NATIONAL BUREAU OF ECONOMIC RESEARCH
NATIONAL BUREAU OF ECONOMIC RESEARCH

The Political Economy of Fiscal Policy

Daniel E. Ingberman, Robert P. Inman

NBER Working Paper No. 2405 (Also Reprint No. r1147)
Issued in October 1987
NBER Program(s):   PE

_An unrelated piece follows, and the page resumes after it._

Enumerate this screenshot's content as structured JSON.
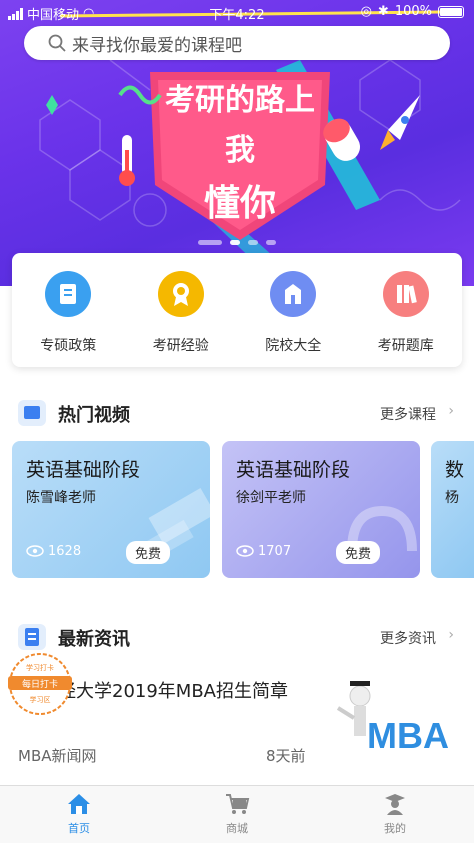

If there has been a dominant trend in the evolution of the modern industrial societies of this century it has been the growing importance of government in the allocation of social resources. It is important that we appreciate the fundamentally political nature of the formation of government economic policy. This survey reviews and assesses our present understanding of how the political system might shape a nation's fiscal policy. Our approach is eclectic, drawing both from economics and political science, and decidedly micro-analytic in its orientation. From economics we adopt the perspective of utility maximizing agents and the analytics of trade, agreement, and market failure. From political science we learn just how and when these individual agents might act collectively to provide public goods, redistribute income, or issue government debt. Together the micro-analytics of economics and political science form the core theory of the 'new' political economy and provide a framework for understanding the emergence, and the performance, of governments. There is no more important test for the new discipline than providing a compelling explanation for the formation of fiscal policy in democratic societies.

download in pdf format
   (875 K)

download in djvu format
   (526 K)

email paper

This paper is available as PDF (875 K) or DjVu (526 K) (Download viewer) or via email.

Machine-readable bibliographic record - MARC, RIS, BibTeX

Document Object Identifier (DOI): 10.3386/w2405

Published: Ingberman and Inman, "The Political Economy of Fiscal Policy," in Surveys in Public Sector Economics, ed. by Paul G. Hare, New York: Basil Blackwell, August, 1988.

Users who downloaded this paper also downloaded these:
Auerbach w9306 Is There a Role for Discretionary Fiscal Policy?
Alesina and Ardagna w15438 Large Changes in Fiscal Policy: Taxes Versus Spending
Engen and Skinner w4223 Fiscal Policy and Economic Growth
Inman w14579 The Flypaper Effect
Inman w5838 Do Balanced Budget Rules Work? U.S. Experience and Possible Lessons for the EMU
 
Publications
Activities
Meetings
NBER Videos
Data
People
About

Support
National Bureau of Economic Research, 1050 Massachusetts Ave., Cambridge, MA 02138; 617-868-3900; email: info@nber.org

Contact Us